Ethnographic interviews, intercultural understanding, attitudes Self/Other language and identity
Other chapters consider problems specific to anthropology such as ethnographic refusal, working in a multimedia-saturated world, subjectivity, and the relationship between power and agency.
Ranolf and Amohia should be read, at least in part, as ethnography: indeed, it is clear that the poem was valued precisely for this ethnographic element.
Through vignettes from two ethnographic studies (Court, 2002; Court, 2004) I will illustrate how reflection is essential in order to see beyond personal experience to perceive the truth of others.
The final component of our research design involves the documentation of workers' life histories through in-depth, ethnographic interviews that explore how their work affects their lives and how they make decisions about their employment.
Laura Ellingson's Communicating in the Clinic is not only an excellent example of an ethnographic study of patient-care provider communication and the backstage interaction and teamwork of the care providers in a medical clinic but also an exemplar of the multiple manifestations of ethnographic writing with a utilitarian value for both undergraduate and graduate classes in qualitative research methods.
Drawing on ethnographic material on gender, youth, and consumption in Kerala, the article traces the intersecting gender, class, and caste terrain that underlies this field of consumption.

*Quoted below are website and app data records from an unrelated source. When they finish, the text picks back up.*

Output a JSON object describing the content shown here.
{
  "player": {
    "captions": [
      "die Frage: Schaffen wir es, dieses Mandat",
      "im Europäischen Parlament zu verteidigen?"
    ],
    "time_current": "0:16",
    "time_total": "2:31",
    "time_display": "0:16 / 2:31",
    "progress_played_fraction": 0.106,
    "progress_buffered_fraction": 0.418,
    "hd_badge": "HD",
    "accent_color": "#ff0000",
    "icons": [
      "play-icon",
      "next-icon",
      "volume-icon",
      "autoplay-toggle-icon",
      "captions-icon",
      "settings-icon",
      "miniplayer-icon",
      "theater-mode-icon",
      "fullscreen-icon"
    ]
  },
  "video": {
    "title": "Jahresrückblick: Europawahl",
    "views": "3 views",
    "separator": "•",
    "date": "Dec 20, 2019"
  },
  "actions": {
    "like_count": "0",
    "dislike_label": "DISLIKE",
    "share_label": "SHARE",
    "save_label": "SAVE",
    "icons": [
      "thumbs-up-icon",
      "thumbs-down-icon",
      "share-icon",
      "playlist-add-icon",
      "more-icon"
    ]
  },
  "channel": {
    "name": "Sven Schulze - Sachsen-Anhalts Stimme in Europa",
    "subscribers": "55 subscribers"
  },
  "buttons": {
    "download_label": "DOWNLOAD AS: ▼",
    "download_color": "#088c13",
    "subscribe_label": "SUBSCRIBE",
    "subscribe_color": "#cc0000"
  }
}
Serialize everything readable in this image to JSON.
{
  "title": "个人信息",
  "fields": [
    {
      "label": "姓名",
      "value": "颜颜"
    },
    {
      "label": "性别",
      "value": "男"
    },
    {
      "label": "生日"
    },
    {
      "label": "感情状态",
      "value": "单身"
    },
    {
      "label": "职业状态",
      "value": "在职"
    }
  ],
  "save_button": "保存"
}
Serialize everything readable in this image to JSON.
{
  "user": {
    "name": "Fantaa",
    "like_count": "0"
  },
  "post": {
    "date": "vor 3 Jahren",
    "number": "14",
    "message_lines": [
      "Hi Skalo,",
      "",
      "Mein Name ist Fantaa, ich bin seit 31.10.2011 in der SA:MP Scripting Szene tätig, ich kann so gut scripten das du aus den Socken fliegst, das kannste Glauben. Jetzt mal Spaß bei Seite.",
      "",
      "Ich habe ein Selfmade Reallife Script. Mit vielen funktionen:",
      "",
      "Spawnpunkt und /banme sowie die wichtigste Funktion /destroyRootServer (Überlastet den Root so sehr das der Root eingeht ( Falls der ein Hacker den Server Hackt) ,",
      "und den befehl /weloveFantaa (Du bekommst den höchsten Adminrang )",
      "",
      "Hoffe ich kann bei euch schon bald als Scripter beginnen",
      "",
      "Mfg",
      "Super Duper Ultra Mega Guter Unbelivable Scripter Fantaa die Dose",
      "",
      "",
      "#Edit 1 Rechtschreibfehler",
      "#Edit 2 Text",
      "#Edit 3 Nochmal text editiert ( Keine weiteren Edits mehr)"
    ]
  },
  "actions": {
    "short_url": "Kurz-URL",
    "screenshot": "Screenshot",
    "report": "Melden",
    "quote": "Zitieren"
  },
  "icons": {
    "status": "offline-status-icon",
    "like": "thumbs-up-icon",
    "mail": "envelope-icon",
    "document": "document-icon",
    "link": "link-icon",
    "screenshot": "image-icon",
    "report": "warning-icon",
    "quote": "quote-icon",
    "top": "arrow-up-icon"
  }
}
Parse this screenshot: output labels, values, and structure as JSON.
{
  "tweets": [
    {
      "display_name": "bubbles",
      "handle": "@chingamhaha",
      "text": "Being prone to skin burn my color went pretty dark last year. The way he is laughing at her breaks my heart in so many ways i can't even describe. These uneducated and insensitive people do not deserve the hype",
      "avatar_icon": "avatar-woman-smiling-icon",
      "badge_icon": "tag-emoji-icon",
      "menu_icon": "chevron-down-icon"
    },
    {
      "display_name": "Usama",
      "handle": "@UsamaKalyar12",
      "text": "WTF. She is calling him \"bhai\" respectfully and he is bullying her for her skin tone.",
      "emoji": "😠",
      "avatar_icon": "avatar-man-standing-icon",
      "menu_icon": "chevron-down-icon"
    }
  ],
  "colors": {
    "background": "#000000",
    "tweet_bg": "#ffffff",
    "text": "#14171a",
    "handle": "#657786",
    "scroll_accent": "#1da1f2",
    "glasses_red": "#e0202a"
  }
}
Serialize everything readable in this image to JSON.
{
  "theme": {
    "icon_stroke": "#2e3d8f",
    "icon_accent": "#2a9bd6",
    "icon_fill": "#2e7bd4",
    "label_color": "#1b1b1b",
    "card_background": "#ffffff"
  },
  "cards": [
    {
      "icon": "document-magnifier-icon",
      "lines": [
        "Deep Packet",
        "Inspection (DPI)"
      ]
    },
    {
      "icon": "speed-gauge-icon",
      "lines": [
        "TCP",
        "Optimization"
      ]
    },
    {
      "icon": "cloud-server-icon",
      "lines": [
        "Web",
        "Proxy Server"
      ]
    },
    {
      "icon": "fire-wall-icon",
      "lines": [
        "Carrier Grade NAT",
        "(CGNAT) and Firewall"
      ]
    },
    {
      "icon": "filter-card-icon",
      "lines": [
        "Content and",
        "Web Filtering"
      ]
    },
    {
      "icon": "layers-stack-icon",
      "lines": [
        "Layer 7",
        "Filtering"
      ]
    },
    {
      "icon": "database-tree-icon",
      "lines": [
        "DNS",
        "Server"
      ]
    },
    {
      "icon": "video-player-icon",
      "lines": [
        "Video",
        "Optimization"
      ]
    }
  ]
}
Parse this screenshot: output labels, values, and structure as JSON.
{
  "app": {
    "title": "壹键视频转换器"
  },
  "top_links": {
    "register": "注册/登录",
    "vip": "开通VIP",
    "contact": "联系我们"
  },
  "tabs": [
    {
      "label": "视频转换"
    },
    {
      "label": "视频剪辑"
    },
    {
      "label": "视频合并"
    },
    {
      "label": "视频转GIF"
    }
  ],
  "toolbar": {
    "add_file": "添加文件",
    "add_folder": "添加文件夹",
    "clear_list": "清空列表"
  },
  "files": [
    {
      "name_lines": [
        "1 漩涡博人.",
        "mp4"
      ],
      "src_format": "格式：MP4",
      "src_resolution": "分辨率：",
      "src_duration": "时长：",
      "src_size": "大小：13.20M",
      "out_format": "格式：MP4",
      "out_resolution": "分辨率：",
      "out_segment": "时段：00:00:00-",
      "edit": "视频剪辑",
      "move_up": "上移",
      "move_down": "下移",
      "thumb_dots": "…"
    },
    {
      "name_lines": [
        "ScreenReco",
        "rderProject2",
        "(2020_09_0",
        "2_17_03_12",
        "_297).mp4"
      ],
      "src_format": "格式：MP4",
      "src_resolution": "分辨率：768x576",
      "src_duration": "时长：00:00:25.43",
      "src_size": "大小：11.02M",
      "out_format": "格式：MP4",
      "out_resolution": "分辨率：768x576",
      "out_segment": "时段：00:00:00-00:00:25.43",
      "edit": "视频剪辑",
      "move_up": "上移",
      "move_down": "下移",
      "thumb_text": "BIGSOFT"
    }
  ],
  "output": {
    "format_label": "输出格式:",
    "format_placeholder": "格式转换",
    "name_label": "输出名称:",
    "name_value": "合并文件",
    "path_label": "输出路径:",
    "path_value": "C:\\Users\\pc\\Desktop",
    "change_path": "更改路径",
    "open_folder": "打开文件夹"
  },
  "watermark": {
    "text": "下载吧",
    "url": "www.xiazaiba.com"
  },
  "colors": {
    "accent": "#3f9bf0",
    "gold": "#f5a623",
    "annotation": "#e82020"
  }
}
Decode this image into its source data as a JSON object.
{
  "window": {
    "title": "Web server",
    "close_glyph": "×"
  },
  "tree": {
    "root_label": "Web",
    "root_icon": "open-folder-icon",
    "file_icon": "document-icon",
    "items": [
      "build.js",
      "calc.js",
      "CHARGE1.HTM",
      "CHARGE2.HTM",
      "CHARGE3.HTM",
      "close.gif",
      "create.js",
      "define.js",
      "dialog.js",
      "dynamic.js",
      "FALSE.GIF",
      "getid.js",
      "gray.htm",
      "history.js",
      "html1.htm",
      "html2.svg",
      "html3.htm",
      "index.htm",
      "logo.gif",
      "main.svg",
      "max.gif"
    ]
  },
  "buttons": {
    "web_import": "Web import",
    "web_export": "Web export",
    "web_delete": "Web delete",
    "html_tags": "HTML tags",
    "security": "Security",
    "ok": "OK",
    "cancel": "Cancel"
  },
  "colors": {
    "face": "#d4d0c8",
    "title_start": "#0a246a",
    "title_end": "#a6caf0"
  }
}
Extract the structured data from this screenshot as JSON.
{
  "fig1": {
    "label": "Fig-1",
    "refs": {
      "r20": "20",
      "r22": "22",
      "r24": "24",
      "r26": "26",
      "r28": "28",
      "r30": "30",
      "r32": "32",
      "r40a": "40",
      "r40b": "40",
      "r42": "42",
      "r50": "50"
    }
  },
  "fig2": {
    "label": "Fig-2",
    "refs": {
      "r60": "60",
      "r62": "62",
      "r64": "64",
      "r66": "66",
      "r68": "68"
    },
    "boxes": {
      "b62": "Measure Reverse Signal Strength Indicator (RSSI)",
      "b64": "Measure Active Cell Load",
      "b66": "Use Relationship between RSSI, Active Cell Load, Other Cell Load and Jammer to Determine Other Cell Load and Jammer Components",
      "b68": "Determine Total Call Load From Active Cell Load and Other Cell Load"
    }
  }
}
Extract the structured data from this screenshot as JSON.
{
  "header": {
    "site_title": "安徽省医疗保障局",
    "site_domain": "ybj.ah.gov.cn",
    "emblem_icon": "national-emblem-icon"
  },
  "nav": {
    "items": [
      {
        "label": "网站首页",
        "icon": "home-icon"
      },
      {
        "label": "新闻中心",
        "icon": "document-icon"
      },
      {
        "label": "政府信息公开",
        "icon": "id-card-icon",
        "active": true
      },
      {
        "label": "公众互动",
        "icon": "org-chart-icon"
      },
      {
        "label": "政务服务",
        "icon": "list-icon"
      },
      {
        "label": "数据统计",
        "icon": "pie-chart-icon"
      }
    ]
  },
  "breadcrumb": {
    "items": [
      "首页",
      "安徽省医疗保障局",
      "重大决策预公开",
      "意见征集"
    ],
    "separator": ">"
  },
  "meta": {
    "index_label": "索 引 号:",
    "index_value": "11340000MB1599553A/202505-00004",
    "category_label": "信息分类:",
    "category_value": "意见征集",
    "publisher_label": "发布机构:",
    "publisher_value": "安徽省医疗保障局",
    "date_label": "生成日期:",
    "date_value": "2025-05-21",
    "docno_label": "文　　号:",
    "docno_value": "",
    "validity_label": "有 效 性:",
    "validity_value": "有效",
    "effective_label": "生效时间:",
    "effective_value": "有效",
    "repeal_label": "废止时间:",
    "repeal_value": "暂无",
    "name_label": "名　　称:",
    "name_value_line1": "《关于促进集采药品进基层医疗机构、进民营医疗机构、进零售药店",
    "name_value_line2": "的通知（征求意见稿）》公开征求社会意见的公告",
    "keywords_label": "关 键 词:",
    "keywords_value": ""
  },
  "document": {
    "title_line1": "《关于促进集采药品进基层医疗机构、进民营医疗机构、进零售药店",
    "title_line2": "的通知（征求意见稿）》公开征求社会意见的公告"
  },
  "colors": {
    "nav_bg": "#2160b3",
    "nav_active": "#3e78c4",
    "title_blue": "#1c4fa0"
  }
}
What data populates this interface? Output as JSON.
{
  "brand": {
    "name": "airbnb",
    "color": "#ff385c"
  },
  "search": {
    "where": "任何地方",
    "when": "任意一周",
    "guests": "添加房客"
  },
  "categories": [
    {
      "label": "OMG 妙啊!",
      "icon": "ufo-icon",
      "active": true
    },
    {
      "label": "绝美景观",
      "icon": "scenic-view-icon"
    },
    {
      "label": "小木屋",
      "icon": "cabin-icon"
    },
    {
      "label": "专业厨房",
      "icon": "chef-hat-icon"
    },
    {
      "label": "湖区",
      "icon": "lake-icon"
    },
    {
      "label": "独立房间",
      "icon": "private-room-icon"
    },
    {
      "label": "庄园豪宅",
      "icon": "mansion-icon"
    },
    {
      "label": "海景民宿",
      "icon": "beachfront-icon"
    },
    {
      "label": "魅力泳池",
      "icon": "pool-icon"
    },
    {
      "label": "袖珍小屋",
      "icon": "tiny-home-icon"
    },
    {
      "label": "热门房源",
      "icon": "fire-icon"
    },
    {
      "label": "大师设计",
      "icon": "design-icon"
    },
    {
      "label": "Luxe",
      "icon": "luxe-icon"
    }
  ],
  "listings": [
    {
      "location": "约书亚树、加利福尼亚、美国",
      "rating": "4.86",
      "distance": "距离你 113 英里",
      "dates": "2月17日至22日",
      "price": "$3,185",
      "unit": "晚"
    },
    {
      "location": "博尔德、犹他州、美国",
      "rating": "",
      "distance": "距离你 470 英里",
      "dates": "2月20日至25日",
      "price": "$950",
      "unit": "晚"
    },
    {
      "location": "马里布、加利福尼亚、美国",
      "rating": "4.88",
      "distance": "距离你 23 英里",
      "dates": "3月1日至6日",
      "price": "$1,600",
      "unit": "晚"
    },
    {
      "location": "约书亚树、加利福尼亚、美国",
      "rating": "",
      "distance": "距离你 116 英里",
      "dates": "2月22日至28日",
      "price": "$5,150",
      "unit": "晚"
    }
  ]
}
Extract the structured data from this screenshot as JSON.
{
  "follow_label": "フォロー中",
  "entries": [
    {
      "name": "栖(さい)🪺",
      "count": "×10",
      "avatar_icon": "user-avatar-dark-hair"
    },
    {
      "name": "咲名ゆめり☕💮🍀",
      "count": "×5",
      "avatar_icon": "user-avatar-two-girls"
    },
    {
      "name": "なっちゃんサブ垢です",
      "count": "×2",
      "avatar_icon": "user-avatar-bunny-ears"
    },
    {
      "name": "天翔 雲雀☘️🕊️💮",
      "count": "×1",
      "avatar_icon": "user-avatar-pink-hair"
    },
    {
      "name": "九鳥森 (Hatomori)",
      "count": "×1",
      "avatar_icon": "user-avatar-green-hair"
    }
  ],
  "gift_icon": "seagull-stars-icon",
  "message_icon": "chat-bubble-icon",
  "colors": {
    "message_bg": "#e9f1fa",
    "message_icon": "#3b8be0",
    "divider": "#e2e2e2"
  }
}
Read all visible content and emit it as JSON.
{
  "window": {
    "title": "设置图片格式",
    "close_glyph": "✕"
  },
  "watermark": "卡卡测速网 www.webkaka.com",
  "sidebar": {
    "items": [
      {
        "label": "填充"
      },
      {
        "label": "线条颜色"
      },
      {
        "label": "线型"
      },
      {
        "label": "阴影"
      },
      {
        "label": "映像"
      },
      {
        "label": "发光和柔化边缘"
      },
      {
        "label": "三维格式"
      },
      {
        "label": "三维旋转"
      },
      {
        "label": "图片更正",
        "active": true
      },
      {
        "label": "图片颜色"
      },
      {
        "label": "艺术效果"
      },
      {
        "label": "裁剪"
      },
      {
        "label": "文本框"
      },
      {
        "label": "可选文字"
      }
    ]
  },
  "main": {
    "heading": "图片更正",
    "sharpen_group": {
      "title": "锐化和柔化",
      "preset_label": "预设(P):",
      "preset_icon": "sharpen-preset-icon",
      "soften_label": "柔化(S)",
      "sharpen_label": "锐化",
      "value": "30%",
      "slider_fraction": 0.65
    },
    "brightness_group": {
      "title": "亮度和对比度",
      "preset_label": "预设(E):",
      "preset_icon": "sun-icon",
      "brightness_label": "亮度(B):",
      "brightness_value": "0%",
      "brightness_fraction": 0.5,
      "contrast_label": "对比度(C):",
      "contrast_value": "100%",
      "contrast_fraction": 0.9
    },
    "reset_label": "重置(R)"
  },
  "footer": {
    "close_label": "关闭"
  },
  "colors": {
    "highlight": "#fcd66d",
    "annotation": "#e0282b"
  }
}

The conceptual models developed in works of contemporary or postmodern ethnographic theory--most notably James Clifford's The Predicament of Culture: Twentieth-Century Ethnography, Literature, and Art--provide a particularly well-suited critical apparatus by which to examine Brother to Dragons as a work of creative ethnography.